September 17th, 2020 — By — In News & Events
Missouri’s Grain Belt Express HVDC Transmission Line Project (Easements and Eminent Domain)
Submitted by OCA Missouri Member Paul Henry
Despite many ups and downs and much opposition from Missouri property owners, a proposed electric transmission line necessitating the acquisition of 206 miles of easements is still in the works to cross Northern Missouri. The massive transmission line was designed by Clean Line partners to deliver wind-generated energy from Kansas to the Illinois and Indiana border. The propose line is unique in the amount of energy it will carry – 600 kilovolts to deliver 4,000 mega-watts of power – and the type of electrical current – direct current. The project was initiated by an investment group known as Clean Line Energy Partners, but it was recently acquired by Invenergy, LLC based in Chicago, Illinois. The process for approval of the Project has a long history that is only summarized below:

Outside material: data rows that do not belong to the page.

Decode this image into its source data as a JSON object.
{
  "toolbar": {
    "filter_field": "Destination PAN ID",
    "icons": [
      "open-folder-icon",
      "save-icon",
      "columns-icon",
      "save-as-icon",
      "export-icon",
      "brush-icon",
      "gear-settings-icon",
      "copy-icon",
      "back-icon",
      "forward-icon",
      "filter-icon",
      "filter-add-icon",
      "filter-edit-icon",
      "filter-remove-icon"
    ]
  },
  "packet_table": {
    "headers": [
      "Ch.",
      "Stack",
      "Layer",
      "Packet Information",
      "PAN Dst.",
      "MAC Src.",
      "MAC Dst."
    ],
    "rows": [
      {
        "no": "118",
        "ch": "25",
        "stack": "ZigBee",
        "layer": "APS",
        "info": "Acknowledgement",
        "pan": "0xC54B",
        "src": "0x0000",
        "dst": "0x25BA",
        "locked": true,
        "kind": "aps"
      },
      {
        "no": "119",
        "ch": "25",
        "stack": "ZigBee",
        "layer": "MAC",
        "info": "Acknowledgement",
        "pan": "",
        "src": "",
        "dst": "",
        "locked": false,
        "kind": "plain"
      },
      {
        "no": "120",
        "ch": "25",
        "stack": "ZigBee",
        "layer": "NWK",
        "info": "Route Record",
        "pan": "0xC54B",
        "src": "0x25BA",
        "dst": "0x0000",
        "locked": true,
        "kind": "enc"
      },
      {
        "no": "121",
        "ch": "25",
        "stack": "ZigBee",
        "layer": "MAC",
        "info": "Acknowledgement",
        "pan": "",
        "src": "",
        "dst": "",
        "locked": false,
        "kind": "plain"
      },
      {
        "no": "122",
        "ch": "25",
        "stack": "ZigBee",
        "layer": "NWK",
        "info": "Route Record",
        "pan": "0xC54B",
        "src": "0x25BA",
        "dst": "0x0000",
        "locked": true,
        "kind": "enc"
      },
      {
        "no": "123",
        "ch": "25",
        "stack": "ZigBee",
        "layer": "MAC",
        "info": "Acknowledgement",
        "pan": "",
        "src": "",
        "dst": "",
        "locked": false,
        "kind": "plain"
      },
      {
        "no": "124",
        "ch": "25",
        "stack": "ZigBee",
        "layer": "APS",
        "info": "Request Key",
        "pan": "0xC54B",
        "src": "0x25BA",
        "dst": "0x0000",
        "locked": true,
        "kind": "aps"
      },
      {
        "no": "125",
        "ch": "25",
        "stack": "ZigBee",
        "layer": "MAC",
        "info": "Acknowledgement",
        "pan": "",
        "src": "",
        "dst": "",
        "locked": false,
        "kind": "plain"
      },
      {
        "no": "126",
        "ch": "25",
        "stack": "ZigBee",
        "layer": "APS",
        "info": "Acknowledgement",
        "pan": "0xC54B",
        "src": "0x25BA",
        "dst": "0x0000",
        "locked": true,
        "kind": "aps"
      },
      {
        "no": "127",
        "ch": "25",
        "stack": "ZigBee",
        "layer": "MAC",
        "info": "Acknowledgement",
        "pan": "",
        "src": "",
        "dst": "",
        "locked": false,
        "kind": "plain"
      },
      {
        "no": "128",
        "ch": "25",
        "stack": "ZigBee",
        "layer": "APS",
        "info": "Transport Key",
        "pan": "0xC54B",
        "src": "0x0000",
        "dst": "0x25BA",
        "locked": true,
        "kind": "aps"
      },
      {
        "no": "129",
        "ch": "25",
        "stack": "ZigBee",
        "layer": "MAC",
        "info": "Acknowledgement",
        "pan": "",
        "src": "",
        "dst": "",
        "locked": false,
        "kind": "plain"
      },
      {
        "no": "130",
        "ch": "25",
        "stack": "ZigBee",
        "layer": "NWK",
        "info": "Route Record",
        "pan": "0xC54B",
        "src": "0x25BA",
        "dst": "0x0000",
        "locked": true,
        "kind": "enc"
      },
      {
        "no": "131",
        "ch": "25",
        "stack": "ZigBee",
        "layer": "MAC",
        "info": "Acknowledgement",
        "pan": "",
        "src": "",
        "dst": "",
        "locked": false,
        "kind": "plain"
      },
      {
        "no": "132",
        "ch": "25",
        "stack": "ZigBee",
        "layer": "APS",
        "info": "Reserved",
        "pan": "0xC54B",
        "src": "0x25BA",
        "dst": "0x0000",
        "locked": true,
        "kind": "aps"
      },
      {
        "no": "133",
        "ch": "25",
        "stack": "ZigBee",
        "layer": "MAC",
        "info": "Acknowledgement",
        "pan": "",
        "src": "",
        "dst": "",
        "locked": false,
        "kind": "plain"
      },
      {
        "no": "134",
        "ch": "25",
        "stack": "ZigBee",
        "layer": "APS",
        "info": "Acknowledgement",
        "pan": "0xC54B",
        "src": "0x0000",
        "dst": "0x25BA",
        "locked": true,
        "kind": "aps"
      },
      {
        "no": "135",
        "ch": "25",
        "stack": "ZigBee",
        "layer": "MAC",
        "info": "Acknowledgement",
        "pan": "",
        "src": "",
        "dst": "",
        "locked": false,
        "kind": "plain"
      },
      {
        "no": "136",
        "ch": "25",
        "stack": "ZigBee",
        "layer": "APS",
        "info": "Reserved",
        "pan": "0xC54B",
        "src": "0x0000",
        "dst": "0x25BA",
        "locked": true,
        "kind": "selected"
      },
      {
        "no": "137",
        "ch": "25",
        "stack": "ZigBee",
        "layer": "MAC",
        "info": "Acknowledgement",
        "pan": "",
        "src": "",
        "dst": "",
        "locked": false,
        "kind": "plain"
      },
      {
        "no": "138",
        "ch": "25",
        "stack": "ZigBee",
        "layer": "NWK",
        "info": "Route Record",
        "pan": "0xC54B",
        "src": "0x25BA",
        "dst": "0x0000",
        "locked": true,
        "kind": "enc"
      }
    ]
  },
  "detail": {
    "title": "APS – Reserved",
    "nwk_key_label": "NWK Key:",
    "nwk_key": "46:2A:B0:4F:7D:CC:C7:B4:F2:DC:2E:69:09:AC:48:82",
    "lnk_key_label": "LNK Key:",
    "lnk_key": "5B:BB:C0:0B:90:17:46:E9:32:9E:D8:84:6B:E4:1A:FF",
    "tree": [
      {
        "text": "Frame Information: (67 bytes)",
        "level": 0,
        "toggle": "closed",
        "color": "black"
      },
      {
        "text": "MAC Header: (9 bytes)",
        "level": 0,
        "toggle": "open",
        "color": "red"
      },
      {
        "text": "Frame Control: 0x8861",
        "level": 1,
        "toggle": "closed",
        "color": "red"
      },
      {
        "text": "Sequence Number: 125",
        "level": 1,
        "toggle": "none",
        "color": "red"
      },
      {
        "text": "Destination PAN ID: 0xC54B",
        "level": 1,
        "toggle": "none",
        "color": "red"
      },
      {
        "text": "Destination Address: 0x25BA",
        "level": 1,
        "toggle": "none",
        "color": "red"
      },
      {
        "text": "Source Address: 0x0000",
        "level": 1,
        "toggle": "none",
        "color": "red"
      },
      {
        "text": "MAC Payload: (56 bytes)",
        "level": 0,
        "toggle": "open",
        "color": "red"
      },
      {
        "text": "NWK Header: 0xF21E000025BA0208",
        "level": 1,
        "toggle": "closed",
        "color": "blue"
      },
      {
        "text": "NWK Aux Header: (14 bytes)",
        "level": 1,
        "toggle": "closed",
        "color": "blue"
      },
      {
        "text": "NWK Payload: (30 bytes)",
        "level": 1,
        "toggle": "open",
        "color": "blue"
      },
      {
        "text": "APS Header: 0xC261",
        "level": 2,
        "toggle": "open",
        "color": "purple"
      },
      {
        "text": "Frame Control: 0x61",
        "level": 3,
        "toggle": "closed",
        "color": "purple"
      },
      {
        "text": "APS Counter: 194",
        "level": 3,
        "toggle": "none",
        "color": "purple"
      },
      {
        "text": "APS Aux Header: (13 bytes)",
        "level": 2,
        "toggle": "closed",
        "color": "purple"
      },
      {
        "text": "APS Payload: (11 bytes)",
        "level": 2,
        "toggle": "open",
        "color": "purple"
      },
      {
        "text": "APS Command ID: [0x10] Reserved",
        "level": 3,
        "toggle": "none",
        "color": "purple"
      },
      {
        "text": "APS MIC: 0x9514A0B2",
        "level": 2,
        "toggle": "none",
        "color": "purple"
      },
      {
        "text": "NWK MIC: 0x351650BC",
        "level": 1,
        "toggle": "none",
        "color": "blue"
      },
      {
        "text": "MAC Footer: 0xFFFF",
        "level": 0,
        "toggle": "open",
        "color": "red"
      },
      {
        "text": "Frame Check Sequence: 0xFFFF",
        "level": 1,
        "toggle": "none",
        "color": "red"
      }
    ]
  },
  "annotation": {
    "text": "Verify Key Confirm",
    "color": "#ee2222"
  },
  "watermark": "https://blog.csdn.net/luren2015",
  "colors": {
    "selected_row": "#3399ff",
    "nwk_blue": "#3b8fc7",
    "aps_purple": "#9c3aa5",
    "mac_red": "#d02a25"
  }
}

- July 2015 – Rejected by Missouri Public Service Commission as not being in the public interest.
- August 2017 – Rejected by Missouri Public Service Commission for failure to obtain assent by counties.
- July 2018 – Missouri Supreme Court reverses Missouri PSC rejection.
- March 2019 – Approved by Missouri Public Service Commission
- December 2019 – Court of Appeals rejects landowner challenge to PSC approval.
- July 2020 – Court of Appeals rejects landowner challenge of transfer of project from Clean Line Partners to Invenergy, LLC
The state approval process for the Missouri portion appears to be completed. However, many hurdles remain. Invenergy still must obtain county approvals and the project does not have approval from Illinois, after an earlier approval was rejected by the courts on procedural grounds. In Kansas, the project was approved, but subject to Illinois approval.
Currently, Invenergy is seeking easements from Missouri landowners in the form of “options,” whereby the company will pay 20% of its offer up front and 80% at the actual time of construction. The offers also include promises to pay additional sums based on the number of transmission line structures and in the event of any lost crops. Publicly, Invenergy seeks to gain support for its project by announcing that it will include broadband data for rural areas and result in lower rates for Missouri electric consumers.
By operation of Missouri statutes, Invenergy possess the authority to exercise eminent domain authority to acquire easements that it is unable to obtain through negotiations with property owners. Efforts in the Missouri Legislature to strip it of its eminent domain authority failed during the 2019 and 2020 legislative sessions. In both years, legislation successfully passed in the House but failed to get approval from the Senate.
If you are an impacted property owner or simply want more information about this project, you can find OCA Member Paul Henry’s contact information here.